Nicodemus responds, “How can (μὴ δύναται) a man be born when he is old? He cannot enter into his mother’s womb and be born a second time, can he?” The only way I know to read that is as sarcasm, and the initial μὴ at least confirms Nicodemus expected the answer to be “no.”
This then becomes the backdrop for v 10. “Jesus answered, saying to him, ‘Are youthe teacher (ὁ διδάσκαλος) of Israel and you do not understand these things?’” There can be no question (in my mind) that the article is Jesus’ sarcasm looking back to the anarthrous “teacher” in v 2. Nicodemus politely says Jesus is “a” teacher; but when Nicodemus does not understand the necessity of a spiritual rebirth, Jesus questions his status as “the” teacher, an authoritative rabbi.
Why all the translations don’t pick this up is a bit of a surprise. The ESV does (and I don’t remember if that was at my insistence of not) as does the NET and NASB. Neither the RSV or NRSV have “the,” and neither does the NIV (“You are Israel’s teacher”). The HCSB lists “the” as an alternative translation. The NLT’s expansive “You are a respected Jewish teacher” may be a reflection of the article, as is the TEV’s “You are a great teacher in Israel.”
Even a rabbi apart from the working of the Spirit should have understood from the OT that we do not move smoothly into the kingdom of God, but that we must experience the transforming work of God’s Spirit.

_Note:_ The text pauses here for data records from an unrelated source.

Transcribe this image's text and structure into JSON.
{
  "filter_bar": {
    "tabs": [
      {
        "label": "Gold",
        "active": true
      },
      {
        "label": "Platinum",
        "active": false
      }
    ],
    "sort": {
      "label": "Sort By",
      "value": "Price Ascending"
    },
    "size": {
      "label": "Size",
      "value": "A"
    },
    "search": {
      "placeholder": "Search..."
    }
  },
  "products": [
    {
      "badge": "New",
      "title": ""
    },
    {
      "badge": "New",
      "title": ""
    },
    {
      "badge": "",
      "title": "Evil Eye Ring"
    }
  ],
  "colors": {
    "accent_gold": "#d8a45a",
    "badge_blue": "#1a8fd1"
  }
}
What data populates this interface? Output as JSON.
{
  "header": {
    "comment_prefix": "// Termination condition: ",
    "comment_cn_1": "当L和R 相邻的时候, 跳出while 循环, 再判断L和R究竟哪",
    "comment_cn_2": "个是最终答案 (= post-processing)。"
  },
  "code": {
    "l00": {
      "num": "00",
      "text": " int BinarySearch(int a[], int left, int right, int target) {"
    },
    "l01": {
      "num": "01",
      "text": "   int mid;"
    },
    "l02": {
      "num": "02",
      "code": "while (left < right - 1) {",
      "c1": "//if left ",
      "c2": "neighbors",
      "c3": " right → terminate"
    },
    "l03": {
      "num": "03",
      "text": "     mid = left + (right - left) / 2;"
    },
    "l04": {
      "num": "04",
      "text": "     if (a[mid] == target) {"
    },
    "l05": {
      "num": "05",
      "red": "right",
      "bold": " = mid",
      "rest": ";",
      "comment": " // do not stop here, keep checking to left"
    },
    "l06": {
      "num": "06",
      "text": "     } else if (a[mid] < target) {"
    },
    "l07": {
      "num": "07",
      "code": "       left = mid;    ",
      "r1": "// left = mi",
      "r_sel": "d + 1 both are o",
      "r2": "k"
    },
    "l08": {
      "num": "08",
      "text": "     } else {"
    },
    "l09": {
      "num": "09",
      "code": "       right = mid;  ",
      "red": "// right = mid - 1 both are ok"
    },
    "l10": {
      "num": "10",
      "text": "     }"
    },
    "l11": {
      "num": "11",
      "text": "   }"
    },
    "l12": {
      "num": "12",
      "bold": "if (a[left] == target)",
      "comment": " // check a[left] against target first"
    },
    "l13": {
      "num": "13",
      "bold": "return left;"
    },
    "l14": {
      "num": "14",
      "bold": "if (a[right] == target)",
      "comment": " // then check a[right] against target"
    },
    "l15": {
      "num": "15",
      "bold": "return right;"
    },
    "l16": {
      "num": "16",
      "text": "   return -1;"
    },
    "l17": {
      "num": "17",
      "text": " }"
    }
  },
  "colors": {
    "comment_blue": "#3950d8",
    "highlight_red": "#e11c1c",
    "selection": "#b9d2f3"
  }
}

My recommendation: stay away from polite sarcasm. It might come back on your head.